Research Project of the Year 2023 – Nominees

1 min read

This has been another exceptional year for archaeological research. The following are some of the most exciting projects to have featured in CA over the last 12 months  the nominees for Research Project of the Year.

Voting closed 1 February and all the winners of the Current Archaeology Awards will be announced on 25 February as part of Current Archaeology Live! 2023. Click here to find out more about the event.

Sponsor of Research Project of the Year

Cladh Hallan: exploring the roundhouse way of life in South Uist

Sheffield University/UCL/Cardiff University/Bournemouth University, CA 382

Cladh Hallan is known for its prehistoric mummies, but excavations there have also illuminated intriguing Bronze Age and Iron Age domestic activity.

From West Africa to Wisbech: analysing 18th-century textiles in Thomas Clarkson’s campaign chest

Margarita Gleba (University of Padua), Malika Kraamer (University of Leicester), and Sarah Coleman (formerly Wisbech & Fenland Museum, now National Horseracing Museum), CA 383

Can the study of an abolitionist collection of West African textiles weave new threads into the story of
cross-cultural contacts in the era of the
Atlantic slave trade?

Artistic obscurity: analysing Britain’s most elusive Roman sculpture

Newcastle University, CA 384

Recent research in the hinterland of Hadrian’s Wall has documented a wealth of previously unknown Roman carvings and inscription, many hidden in plain sight.

Torksey: from tents to towns

University of York/University of Sheffield, CA 385

What happened at Torksey after the Viking Great Army departed? Excavations have revealed traces of a thriving pottery industry.

Prehistoric pioneers: how female migrants changed the face of Bronze Age Orkney

University of Huddersfield/EASE Archaeology, CA 387

Genetic analysis of human remains excavated at the Links of Noltland has revealed evidence of a female-dominated migration into Bronze Age Orkney.

Reinventing Ratae: exploring Roman and medieval Leicester and Leicester and Roman Africa: exploring ancient multiculturalism in the Midlands

University of Leicester Archaeological Services, CA 387 and CA 388

Investigations in Leicester over the past 20 years have uncovered evidence of the city’s growth and decline over the centuries, as well as intriguing links between Roman Leicester and North Africa.

Designed to enchant: the great dolmens of Neolithic northern Europe

Vicki Cummings (University of Central Lancashire) and Colin Richards (University of the Highlands and Islands), CA 390

This research explored why dolmens were built in the Neolithic period, their possible purpose, and whether they were deliberately designed to impress.

Migration matters: groundbreaking insights into early medieval England

Duncan Sayer (University of Central Lancashire), Stephan Schiffels, and Joscha Gretzinger (both Max Planck Institute), CA 392
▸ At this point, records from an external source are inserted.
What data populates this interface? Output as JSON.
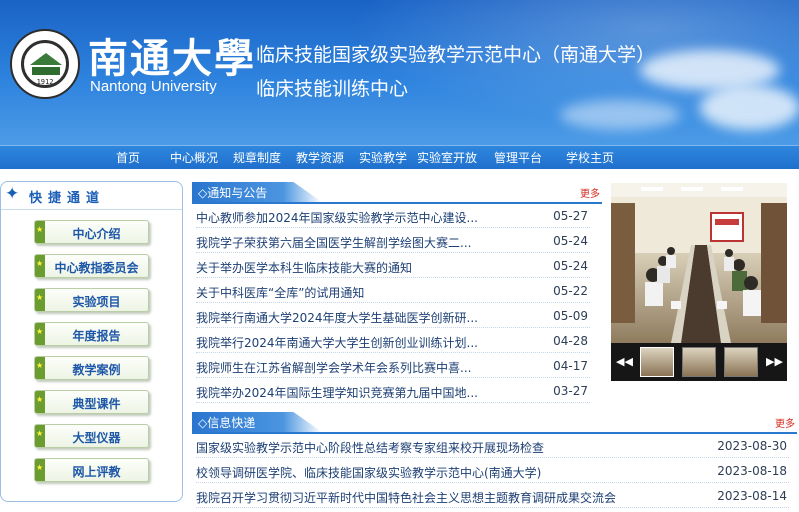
{
  "header": {
    "logo_cn": "南通大學",
    "logo_en": "Nantong University",
    "emblem_year": "1912",
    "title_line1": "临床技能国家级实验教学示范中心（南通大学）",
    "title_line2": "临床技能训练中心"
  },
  "nav": {
    "items": [
      "首页",
      "中心概况",
      "规章制度",
      "教学资源",
      "实验教学",
      "实验室开放",
      "管理平台",
      "学校主页"
    ]
  },
  "sidebar": {
    "title": "快捷通道",
    "items": [
      "中心介绍",
      "中心教指委员会",
      "实验项目",
      "年度报告",
      "教学案例",
      "典型课件",
      "大型仪器",
      "网上评教"
    ]
  },
  "notices": {
    "title": "◇通知与公告",
    "more": "更多",
    "items": [
      {
        "title": "中心教师参加2024年国家级实验教学示范中心建设...",
        "date": "05-27"
      },
      {
        "title": "我院学子荣获第六届全国医学生解剖学绘图大赛二...",
        "date": "05-24"
      },
      {
        "title": "关于举办医学本科生临床技能大赛的通知",
        "date": "05-24"
      },
      {
        "title": "关于中科医库“全库”的试用通知",
        "date": "05-22"
      },
      {
        "title": "我院举行南通大学2024年度大学生基础医学创新研...",
        "date": "05-09"
      },
      {
        "title": "我院举行2024年南通大学大学生创新创业训练计划...",
        "date": "04-28"
      },
      {
        "title": "我院师生在江苏省解剖学会学术年会系列比赛中喜...",
        "date": "04-17"
      },
      {
        "title": "我院举办2024年国际生理学知识竞赛第九届中国地...",
        "date": "03-27"
      }
    ]
  },
  "news": {
    "title": "◇信息快递",
    "more": "更多",
    "items": [
      {
        "title": "国家级实验教学示范中心阶段性总结考察专家组来校开展现场检查",
        "date": "2023-08-30"
      },
      {
        "title": "校领导调研医学院、临床技能国家级实验教学示范中心(南通大学)",
        "date": "2023-08-18"
      },
      {
        "title": "我院召开学习贯彻习近平新时代中国特色社会主义思想主题教育调研成果交流会",
        "date": "2023-08-14"
      }
    ]
  },
  "slideshow": {
    "prev_icon": "◀◀",
    "next_icon": "▶▶"
  },
  "colors": {
    "header_blue": "#2e83de",
    "nav_blue": "#1f6fcc",
    "more_red": "#d42a1e",
    "button_green": "#6b9c2f"
  }
}
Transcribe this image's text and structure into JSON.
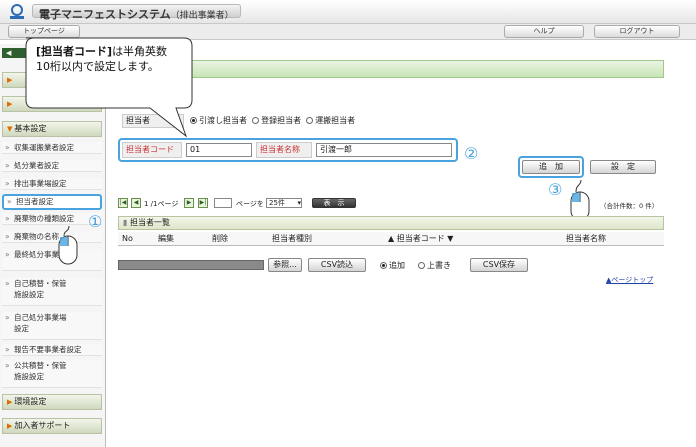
{
  "header": {
    "app_title": "電子マニフェストシステム",
    "app_subtitle": "（排出事業者）"
  },
  "menubar": {
    "top_page": "トップページ",
    "help": "ヘルプ",
    "logout": "ログアウト"
  },
  "sidebar": {
    "section_basic": "基本設定",
    "items": [
      "収集運搬業者設定",
      "処分業者設定",
      "排出事業場設定",
      "担当者設定",
      "廃棄物の種類設定",
      "廃棄物の名称",
      "最終処分事業",
      "自己積替・保管施設設定",
      "自己処分事業場設定",
      "報告不要事業者設定",
      "公共積替・保管施設設定"
    ],
    "section_env": "環境設定",
    "section_support": "加入者サポート"
  },
  "callout": {
    "text_bold": "[担当者コード]",
    "text_rest": "は半角英数10桁以内で設定します。"
  },
  "criteria": {
    "type_label": "担当者",
    "radio_options": [
      "引渡し担当者",
      "登録担当者",
      "運搬担当者"
    ],
    "code_label": "担当者コード",
    "code_value": "01",
    "name_label": "担当者名称",
    "name_value": "引渡一郎",
    "add_button": "追　加",
    "set_button": "設　定"
  },
  "pager": {
    "page_info": "1 /1ページ",
    "page_to": "ページを",
    "page_size": "25件",
    "show_button": "表　示",
    "total": "（合計件数：0 件）"
  },
  "list": {
    "title": "担当者一覧",
    "columns": [
      "No",
      "編集",
      "削除",
      "担当者種別",
      "▲ 担当者コード ▼",
      "担当者名称"
    ]
  },
  "csv": {
    "browse": "参照...",
    "read": "CSV読込",
    "mode_add": "追加",
    "mode_overwrite": "上書き",
    "save": "CSV保存"
  },
  "page_top": "ページトップ",
  "steps": [
    "①",
    "②",
    "③"
  ]
}
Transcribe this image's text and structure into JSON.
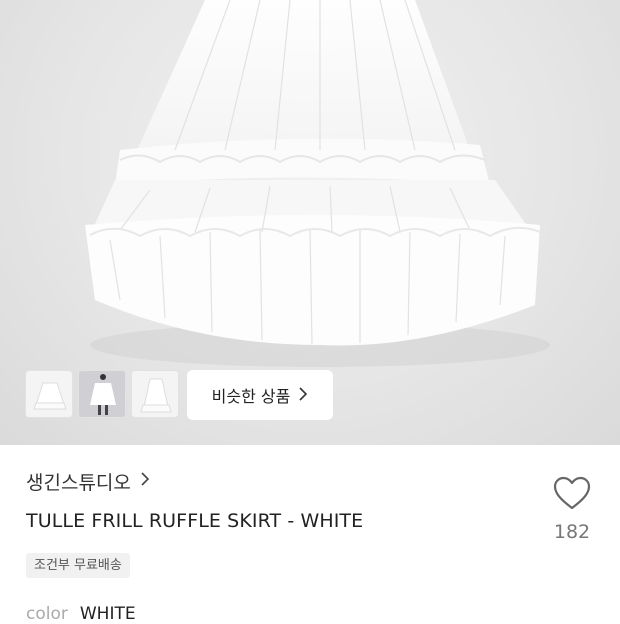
{
  "product_image": {
    "description_icon": "skirt-image"
  },
  "thumbnails": [
    {
      "name": "thumbnail-1",
      "selected": false
    },
    {
      "name": "thumbnail-2",
      "selected": true
    },
    {
      "name": "thumbnail-3",
      "selected": false
    }
  ],
  "similar_button": {
    "label": "비슷한 상품",
    "icon": "chevron-right-icon"
  },
  "brand": {
    "name": "생긴스튜디오",
    "icon": "chevron-right-icon"
  },
  "product": {
    "title": "TULLE FRILL RUFFLE SKIRT - WHITE",
    "shipping_badge": "조건부 무료배송"
  },
  "like": {
    "icon": "heart-icon",
    "count": "182"
  },
  "options": {
    "color_label": "color",
    "color_value": "WHITE"
  }
}
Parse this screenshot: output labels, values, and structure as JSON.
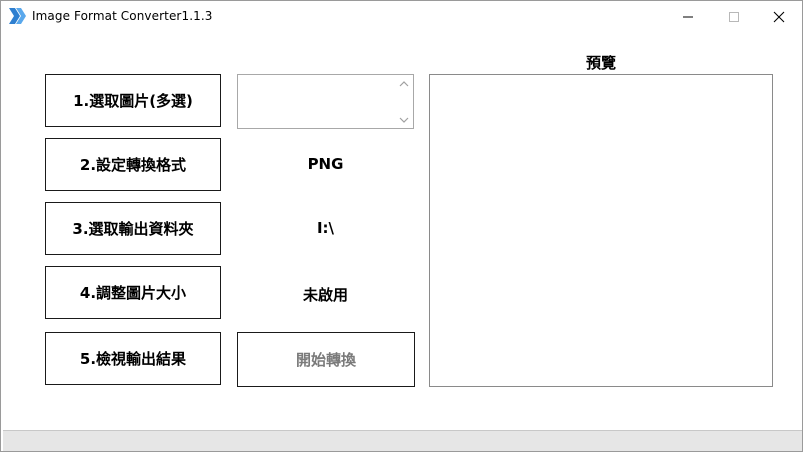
{
  "window": {
    "title": "Image Format Converter1.1.3",
    "controls": {
      "minimize_icon": "minimize-icon",
      "maximize_icon": "maximize-icon",
      "close_icon": "close-icon"
    }
  },
  "actions": {
    "select_images": "1.選取圖片(多選)",
    "set_format": "2.設定轉換格式",
    "select_output_folder": "3.選取輸出資料夾",
    "resize_images": "4.調整圖片大小",
    "view_results": "5.檢視輸出結果"
  },
  "values": {
    "selected_files": "",
    "format": "PNG",
    "output_folder": "I:\\",
    "resize_status": "未啟用"
  },
  "start_button": {
    "label": "開始轉換",
    "enabled": false
  },
  "preview": {
    "title": "預覽"
  },
  "colors": {
    "app_icon": "#3b8fd8",
    "disabled_text": "#7a7a7a",
    "statusbar": "#e6e6e6"
  }
}
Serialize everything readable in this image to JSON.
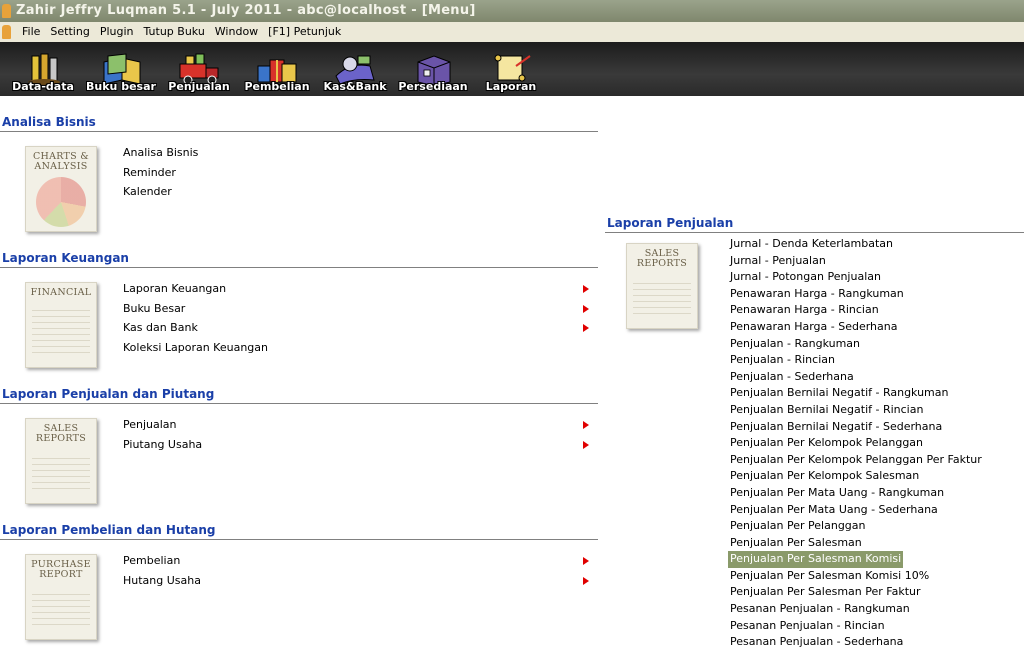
{
  "window": {
    "title": "Zahir Jeffry Luqman 5.1 - July 2011 - abc@localhost - [Menu]"
  },
  "menubar": {
    "items": [
      "File",
      "Setting",
      "Plugin",
      "Tutup Buku",
      "Window",
      "[F1] Petunjuk"
    ]
  },
  "toolbar": {
    "items": [
      {
        "label": "Data-data",
        "icon": "data-icon"
      },
      {
        "label": "Buku besar",
        "icon": "ledger-icon"
      },
      {
        "label": "Penjualan",
        "icon": "sales-truck-icon"
      },
      {
        "label": "Pembelian",
        "icon": "purchase-gifts-icon"
      },
      {
        "label": "Kas&Bank",
        "icon": "cash-bank-icon"
      },
      {
        "label": "Persediaan",
        "icon": "inventory-box-icon"
      },
      {
        "label": "Laporan",
        "icon": "report-scroll-icon"
      }
    ]
  },
  "sections": {
    "analisa": {
      "title": "Analisa Bisnis",
      "thumb": [
        "CHARTS &",
        "ANALYSIS"
      ],
      "items": [
        "Analisa Bisnis",
        "Reminder",
        "Kalender"
      ]
    },
    "keuangan": {
      "title": "Laporan Keuangan",
      "thumb": [
        "FINANCIAL",
        ""
      ],
      "items": [
        "Laporan Keuangan",
        "Buku Besar",
        "Kas dan Bank",
        "Koleksi Laporan Keuangan"
      ]
    },
    "penjualan_piutang": {
      "title": "Laporan Penjualan dan Piutang",
      "thumb": [
        "SALES",
        "REPORTS"
      ],
      "items": [
        "Penjualan",
        "Piutang Usaha"
      ]
    },
    "pembelian_hutang": {
      "title": "Laporan Pembelian dan Hutang",
      "thumb": [
        "PURCHASE",
        "REPORT"
      ],
      "items": [
        "Pembelian",
        "Hutang Usaha"
      ]
    },
    "laporan_penjualan": {
      "title": "Laporan Penjualan",
      "thumb": [
        "SALES",
        "REPORTS"
      ],
      "items": [
        "Jurnal - Denda Keterlambatan",
        "Jurnal - Penjualan",
        "Jurnal - Potongan Penjualan",
        "Penawaran Harga - Rangkuman",
        "Penawaran Harga - Rincian",
        "Penawaran Harga - Sederhana",
        "Penjualan - Rangkuman",
        "Penjualan - Rincian",
        "Penjualan - Sederhana",
        "Penjualan Bernilai Negatif - Rangkuman",
        "Penjualan Bernilai Negatif - Rincian",
        "Penjualan Bernilai Negatif - Sederhana",
        "Penjualan Per Kelompok Pelanggan",
        "Penjualan Per Kelompok Pelanggan Per Faktur",
        "Penjualan Per Kelompok Salesman",
        "Penjualan Per Mata Uang - Rangkuman",
        "Penjualan Per Mata Uang - Sederhana",
        "Penjualan Per Pelanggan",
        "Penjualan Per Salesman",
        "Penjualan Per Salesman Komisi",
        "Penjualan Per Salesman Komisi 10%",
        "Penjualan Per Salesman Per Faktur",
        "Pesanan Penjualan - Rangkuman",
        "Pesanan Penjualan - Rincian",
        "Pesanan Penjualan - Sederhana"
      ],
      "selected_index": 19
    }
  },
  "colors": {
    "section_title": "#1a3fa8",
    "arrow": "#e00000",
    "selected_bg": "#8a9a6a",
    "toolbar_bg": "#2a2a2a"
  }
}
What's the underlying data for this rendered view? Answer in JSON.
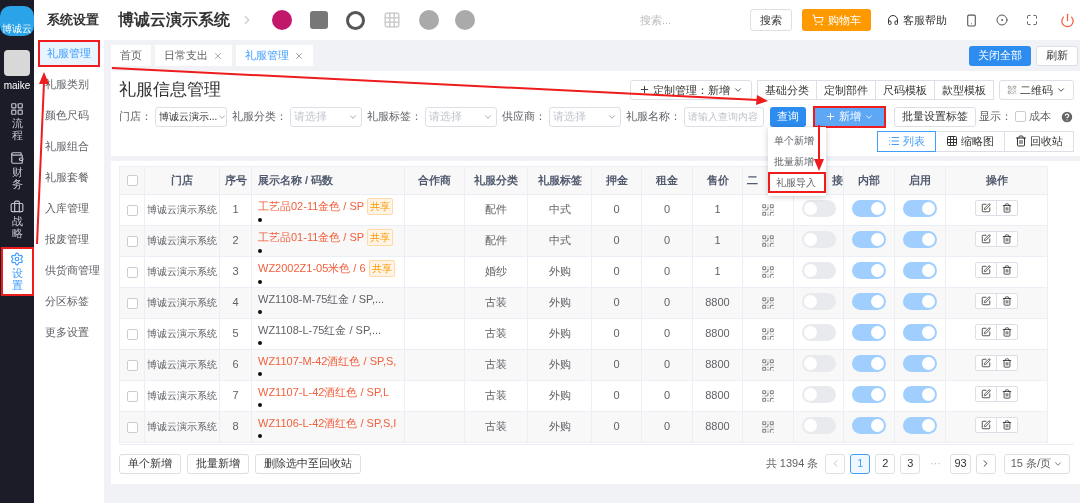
{
  "rail": {
    "logo_text": "博诚云",
    "user": "maike",
    "items": [
      {
        "label": "流程",
        "kind": "grid",
        "selected": false,
        "annotated": false
      },
      {
        "label": "财务",
        "kind": "wallet",
        "selected": false,
        "annotated": false
      },
      {
        "label": "战略",
        "kind": "briefcase",
        "selected": false,
        "annotated": false
      },
      {
        "label": "设置",
        "kind": "gear",
        "selected": true,
        "annotated": true
      }
    ]
  },
  "sidebar": {
    "title": "系统设置",
    "items": [
      {
        "label": "礼服管理",
        "selected": true,
        "annotated": true
      },
      {
        "label": "礼服类别",
        "selected": false,
        "annotated": false
      },
      {
        "label": "颜色尺码",
        "selected": false,
        "annotated": false
      },
      {
        "label": "礼服组合",
        "selected": false,
        "annotated": false
      },
      {
        "label": "礼服套餐",
        "selected": false,
        "annotated": false
      },
      {
        "label": "入库管理",
        "selected": false,
        "annotated": false
      },
      {
        "label": "报废管理",
        "selected": false,
        "annotated": false
      },
      {
        "label": "供货商管理",
        "selected": false,
        "annotated": false
      },
      {
        "label": "分区标签",
        "selected": false,
        "annotated": false
      },
      {
        "label": "更多设置",
        "selected": false,
        "annotated": false
      }
    ]
  },
  "header": {
    "title": "博诚云演示系统",
    "search": {
      "placeholder": "搜索..."
    },
    "search_button": "搜索",
    "cart_button": "购物车",
    "help": "客服帮助"
  },
  "tabs": [
    {
      "label": "首页",
      "closable": false,
      "selected": false
    },
    {
      "label": "日常支出",
      "closable": true,
      "selected": false
    },
    {
      "label": "礼服管理",
      "closable": true,
      "selected": true
    }
  ],
  "tab_actions": [
    {
      "label": "关闭全部",
      "kind": "primary"
    },
    {
      "label": "刷新",
      "kind": "plain"
    }
  ],
  "page": {
    "title": "礼服信息管理",
    "custom_button": "定制管理：新增",
    "template_buttons": [
      "基础分类",
      "定制部件",
      "尺码模板",
      "款型模板"
    ],
    "qr_button": "二维码",
    "filters": [
      {
        "label": "门店：",
        "value": "博诚云演示..."
      },
      {
        "label": "礼服分类：",
        "placeholder": "请选择"
      },
      {
        "label": "礼服标签：",
        "placeholder": "请选择"
      },
      {
        "label": "供应商：",
        "placeholder": "请选择"
      }
    ],
    "name_filter": {
      "label": "礼服名称：",
      "placeholder": "请输入查询内容"
    },
    "query_button": "查询",
    "add_button": {
      "label": "新增",
      "annotated": true
    },
    "tag_button": "批量设置标签",
    "show_label": "显示：",
    "cost": {
      "label": "成本",
      "checked": false
    },
    "views": [
      {
        "label": "列表",
        "kind": "list",
        "selected": true
      },
      {
        "label": "缩略图",
        "kind": "thumbs",
        "selected": false
      },
      {
        "label": "回收站",
        "kind": "trash",
        "selected": false
      }
    ]
  },
  "add_menu": [
    {
      "label": "单个新增",
      "annotated": false
    },
    {
      "label": "批量新增",
      "annotated": false
    },
    {
      "label": "礼服导入",
      "annotated": true
    }
  ],
  "table": {
    "select_all_checked": false,
    "columns": [
      "门店",
      "序号",
      "展示名称 / 码数",
      "合作商",
      "礼服分类",
      "礼服标签",
      "押金",
      "租金",
      "售价",
      "二",
      "接",
      "内部",
      "启用",
      "操作"
    ],
    "rows": [
      {
        "checked": false,
        "store": "博诚云演示系统",
        "no": "1",
        "name": "工艺品02-11金色 / SP",
        "color": "#f2603c",
        "badge": "共享",
        "category": "配件",
        "tag": "中式",
        "deposit": "0",
        "rent": "0",
        "price": "1",
        "external_on": false,
        "internal_on": true,
        "enabled_on": true
      },
      {
        "checked": false,
        "store": "博诚云演示系统",
        "no": "2",
        "name": "工艺品01-11金色 / SP",
        "color": "#f2603c",
        "badge": "共享",
        "category": "配件",
        "tag": "中式",
        "deposit": "0",
        "rent": "0",
        "price": "1",
        "external_on": false,
        "internal_on": true,
        "enabled_on": true
      },
      {
        "checked": false,
        "store": "博诚云演示系统",
        "no": "3",
        "name": "WZ2002Z1-05米色 / 6",
        "color": "#f2603c",
        "badge": "共享",
        "category": "婚纱",
        "tag": "外购",
        "deposit": "0",
        "rent": "0",
        "price": "1",
        "external_on": false,
        "internal_on": true,
        "enabled_on": true
      },
      {
        "checked": false,
        "store": "博诚云演示系统",
        "no": "4",
        "name": "WZ1108-M-75红金 / SP,...",
        "color": "#606266",
        "category": "古装",
        "tag": "外购",
        "deposit": "0",
        "rent": "0",
        "price": "8800",
        "external_on": false,
        "internal_on": true,
        "enabled_on": true
      },
      {
        "checked": false,
        "store": "博诚云演示系统",
        "no": "5",
        "name": "WZ1108-L-75红金 / SP,...",
        "color": "#606266",
        "category": "古装",
        "tag": "外购",
        "deposit": "0",
        "rent": "0",
        "price": "8800",
        "external_on": false,
        "internal_on": true,
        "enabled_on": true
      },
      {
        "checked": false,
        "store": "博诚云演示系统",
        "no": "6",
        "name": "WZ1107-M-42酒红色 / SP,S,",
        "color": "#f2603c",
        "category": "古装",
        "tag": "外购",
        "deposit": "0",
        "rent": "0",
        "price": "8800",
        "external_on": false,
        "internal_on": true,
        "enabled_on": true
      },
      {
        "checked": false,
        "store": "博诚云演示系统",
        "no": "7",
        "name": "WZ1107-L-42酒红色 / SP,L",
        "color": "#f2603c",
        "category": "古装",
        "tag": "外购",
        "deposit": "0",
        "rent": "0",
        "price": "8800",
        "external_on": false,
        "internal_on": true,
        "enabled_on": true
      },
      {
        "checked": false,
        "store": "博诚云演示系统",
        "no": "8",
        "name": "WZ1106-L-42酒红色 / SP,S,I",
        "color": "#f2603c",
        "category": "古装",
        "tag": "外购",
        "deposit": "0",
        "rent": "0",
        "price": "8800",
        "external_on": false,
        "internal_on": true,
        "enabled_on": true
      }
    ]
  },
  "footer": {
    "buttons": [
      "单个新增",
      "批量新增",
      "删除选中至回收站"
    ],
    "total": "共 1394 条",
    "pages": [
      {
        "label": "1",
        "kind": "page",
        "selected": true
      },
      {
        "label": "2",
        "kind": "page",
        "selected": false
      },
      {
        "label": "3",
        "kind": "page",
        "selected": false
      },
      {
        "label": "···",
        "kind": "ellipsis",
        "selected": false
      },
      {
        "label": "93",
        "kind": "page",
        "selected": false
      }
    ],
    "page_size": "15 条/页"
  }
}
New genetic data has shed light on matters of migration and integration, and on family histories in different communities in post-Roman England.

Leave a Reply

Your email address will not be published.